◆ **Exercise**
Each entry that follows must be output without any deviation.
═══ Information given ═══
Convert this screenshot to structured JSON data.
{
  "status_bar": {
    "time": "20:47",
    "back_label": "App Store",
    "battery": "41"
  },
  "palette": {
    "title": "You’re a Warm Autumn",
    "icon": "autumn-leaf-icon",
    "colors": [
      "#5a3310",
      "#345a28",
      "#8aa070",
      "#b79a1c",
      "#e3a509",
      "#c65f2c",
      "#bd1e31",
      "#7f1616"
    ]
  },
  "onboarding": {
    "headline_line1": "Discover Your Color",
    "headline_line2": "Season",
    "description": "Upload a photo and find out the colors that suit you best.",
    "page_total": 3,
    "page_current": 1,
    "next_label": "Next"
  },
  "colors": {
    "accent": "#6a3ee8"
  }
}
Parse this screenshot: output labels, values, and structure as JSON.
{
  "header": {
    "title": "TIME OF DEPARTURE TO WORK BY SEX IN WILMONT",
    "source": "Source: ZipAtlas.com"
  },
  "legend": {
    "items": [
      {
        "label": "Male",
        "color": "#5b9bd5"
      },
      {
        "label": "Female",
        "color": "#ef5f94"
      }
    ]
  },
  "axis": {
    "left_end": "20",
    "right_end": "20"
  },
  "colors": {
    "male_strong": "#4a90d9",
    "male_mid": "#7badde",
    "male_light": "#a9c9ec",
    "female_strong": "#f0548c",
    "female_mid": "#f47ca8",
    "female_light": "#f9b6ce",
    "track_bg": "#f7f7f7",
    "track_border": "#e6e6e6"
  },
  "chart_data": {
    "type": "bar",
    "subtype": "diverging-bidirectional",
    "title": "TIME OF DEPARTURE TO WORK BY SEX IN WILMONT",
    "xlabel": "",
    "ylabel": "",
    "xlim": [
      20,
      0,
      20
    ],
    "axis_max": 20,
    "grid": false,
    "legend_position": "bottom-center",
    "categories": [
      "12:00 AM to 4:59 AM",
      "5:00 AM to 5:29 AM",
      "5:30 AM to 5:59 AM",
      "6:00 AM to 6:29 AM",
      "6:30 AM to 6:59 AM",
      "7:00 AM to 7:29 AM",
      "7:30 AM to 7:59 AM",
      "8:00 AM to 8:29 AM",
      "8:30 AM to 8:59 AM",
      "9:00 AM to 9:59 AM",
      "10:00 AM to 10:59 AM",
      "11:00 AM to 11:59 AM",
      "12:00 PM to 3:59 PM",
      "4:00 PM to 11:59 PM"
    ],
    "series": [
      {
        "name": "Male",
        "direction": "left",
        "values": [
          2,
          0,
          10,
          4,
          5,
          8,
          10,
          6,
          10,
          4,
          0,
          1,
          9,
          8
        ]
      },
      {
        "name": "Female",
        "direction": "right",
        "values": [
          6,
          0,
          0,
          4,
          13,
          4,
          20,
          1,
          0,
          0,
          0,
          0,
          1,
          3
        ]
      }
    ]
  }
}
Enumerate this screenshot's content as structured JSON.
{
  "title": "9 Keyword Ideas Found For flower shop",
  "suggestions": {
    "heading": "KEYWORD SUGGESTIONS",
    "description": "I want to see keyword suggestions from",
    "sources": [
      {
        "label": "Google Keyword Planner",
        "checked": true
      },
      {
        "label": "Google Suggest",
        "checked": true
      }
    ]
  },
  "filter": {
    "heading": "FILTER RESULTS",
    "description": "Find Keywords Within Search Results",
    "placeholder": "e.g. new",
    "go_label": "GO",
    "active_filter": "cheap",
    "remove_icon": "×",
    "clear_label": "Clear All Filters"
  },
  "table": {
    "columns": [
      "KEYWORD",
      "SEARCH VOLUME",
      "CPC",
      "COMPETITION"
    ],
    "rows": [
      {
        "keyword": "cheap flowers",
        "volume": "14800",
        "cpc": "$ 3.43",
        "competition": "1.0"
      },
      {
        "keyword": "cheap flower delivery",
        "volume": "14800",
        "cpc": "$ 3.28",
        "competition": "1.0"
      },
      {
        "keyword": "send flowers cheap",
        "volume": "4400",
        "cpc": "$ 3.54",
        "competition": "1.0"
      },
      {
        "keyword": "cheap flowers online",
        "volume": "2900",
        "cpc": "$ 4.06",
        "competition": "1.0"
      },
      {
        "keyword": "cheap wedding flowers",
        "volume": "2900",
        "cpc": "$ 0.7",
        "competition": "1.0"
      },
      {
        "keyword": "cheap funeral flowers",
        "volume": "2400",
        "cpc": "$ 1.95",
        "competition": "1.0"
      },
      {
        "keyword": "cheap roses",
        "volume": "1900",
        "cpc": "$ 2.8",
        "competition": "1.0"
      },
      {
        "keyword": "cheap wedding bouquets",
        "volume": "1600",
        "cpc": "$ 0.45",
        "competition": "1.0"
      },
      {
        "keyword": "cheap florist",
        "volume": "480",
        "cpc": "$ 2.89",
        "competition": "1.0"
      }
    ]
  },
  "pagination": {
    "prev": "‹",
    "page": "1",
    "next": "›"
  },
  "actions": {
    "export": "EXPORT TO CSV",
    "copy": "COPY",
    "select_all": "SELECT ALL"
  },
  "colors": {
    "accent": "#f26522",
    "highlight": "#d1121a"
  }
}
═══
◆ **Exercise solution**
Convert this screenshot to structured JSON data.
{
  "status_bar": {
    "time": "20:47",
    "back_label": "App Store",
    "battery": "41"
  },
  "palette": {
    "title": "You’re a Warm Autumn",
    "icon": "autumn-leaf-icon",
    "colors": [
      "#5a3310",
      "#345a28",
      "#8aa070",
      "#b79a1c",
      "#e3a509",
      "#c65f2c",
      "#bd1e31",
      "#7f1616"
    ]
  },
  "onboarding": {
    "headline_line1": "Discover Your Color",
    "headline_line2": "Season",
    "description": "Upload a photo and find out the colors that suit you best.",
    "page_total": 3,
    "page_current": 1,
    "next_label": "Next"
  },
  "colors": {
    "accent": "#6a3ee8"
  }
}
Parse this screenshot: output labels, values, and structure as JSON.
{
  "header": {
    "title": "TIME OF DEPARTURE TO WORK BY SEX IN WILMONT",
    "source": "Source: ZipAtlas.com"
  },
  "legend": {
    "items": [
      {
        "label": "Male",
        "color": "#5b9bd5"
      },
      {
        "label": "Female",
        "color": "#ef5f94"
      }
    ]
  },
  "axis": {
    "left_end": "20",
    "right_end": "20"
  },
  "colors": {
    "male_strong": "#4a90d9",
    "male_mid": "#7badde",
    "male_light": "#a9c9ec",
    "female_strong": "#f0548c",
    "female_mid": "#f47ca8",
    "female_light": "#f9b6ce",
    "track_bg": "#f7f7f7",
    "track_border": "#e6e6e6"
  },
  "chart_data": {
    "type": "bar",
    "subtype": "diverging-bidirectional",
    "title": "TIME OF DEPARTURE TO WORK BY SEX IN WILMONT",
    "xlabel": "",
    "ylabel": "",
    "xlim": [
      20,
      0,
      20
    ],
    "axis_max": 20,
    "grid": false,
    "legend_position": "bottom-center",
    "categories": [
      "12:00 AM to 4:59 AM",
      "5:00 AM to 5:29 AM",
      "5:30 AM to 5:59 AM",
      "6:00 AM to 6:29 AM",
      "6:30 AM to 6:59 AM",
      "7:00 AM to 7:29 AM",
      "7:30 AM to 7:59 AM",
      "8:00 AM to 8:29 AM",
      "8:30 AM to 8:59 AM",
      "9:00 AM to 9:59 AM",
      "10:00 AM to 10:59 AM",
      "11:00 AM to 11:59 AM",
      "12:00 PM to 3:59 PM",
      "4:00 PM to 11:59 PM"
    ],
    "series": [
      {
        "name": "Male",
        "direction": "left",
        "values": [
          2,
          0,
          10,
          4,
          5,
          8,
          10,
          6,
          10,
          4,
          0,
          1,
          9,
          8
        ]
      },
      {
        "name": "Female",
        "direction": "right",
        "values": [
          6,
          0,
          0,
          4,
          13,
          4,
          20,
          1,
          0,
          0,
          0,
          0,
          1,
          3
        ]
      }
    ]
  }
}
Enumerate this screenshot's content as structured JSON.
{
  "title": "9 Keyword Ideas Found For flower shop",
  "suggestions": {
    "heading": "KEYWORD SUGGESTIONS",
    "description": "I want to see keyword suggestions from",
    "sources": [
      {
        "label": "Google Keyword Planner",
        "checked": true
      },
      {
        "label": "Google Suggest",
        "checked": true
      }
    ]
  },
  "filter": {
    "heading": "FILTER RESULTS",
    "description": "Find Keywords Within Search Results",
    "placeholder": "e.g. new",
    "go_label": "GO",
    "active_filter": "cheap",
    "remove_icon": "×",
    "clear_label": "Clear All Filters"
  },
  "table": {
    "columns": [
      "KEYWORD",
      "SEARCH VOLUME",
      "CPC",
      "COMPETITION"
    ],
    "rows": [
      {
        "keyword": "cheap flowers",
        "volume": "14800",
        "cpc": "$ 3.43",
        "competition": "1.0"
      },
      {
        "keyword": "cheap flower delivery",
        "volume": "14800",
        "cpc": "$ 3.28",
        "competition": "1.0"
      },
      {
        "keyword": "send flowers cheap",
        "volume": "4400",
        "cpc": "$ 3.54",
        "competition": "1.0"
      },
      {
        "keyword": "cheap flowers online",
        "volume": "2900",
        "cpc": "$ 4.06",
        "competition": "1.0"
      },
      {
        "keyword": "cheap wedding flowers",
        "volume": "2900",
        "cpc": "$ 0.7",
        "competition": "1.0"
      },
      {
        "keyword": "cheap funeral flowers",
        "volume": "2400",
        "cpc": "$ 1.95",
        "competition": "1.0"
      },
      {
        "keyword": "cheap roses",
        "volume": "1900",
        "cpc": "$ 2.8",
        "competition": "1.0"
      },
      {
        "keyword": "cheap wedding bouquets",
        "volume": "1600",
        "cpc": "$ 0.45",
        "competition": "1.0"
      },
      {
        "keyword": "cheap florist",
        "volume": "480",
        "cpc": "$ 2.89",
        "competition": "1.0"
      }
    ]
  },
  "pagination": {
    "prev": "‹",
    "page": "1",
    "next": "›"
  },
  "actions": {
    "export": "EXPORT TO CSV",
    "copy": "COPY",
    "select_all": "SELECT ALL"
  },
  "colors": {
    "accent": "#f26522",
    "highlight": "#d1121a"
  }
}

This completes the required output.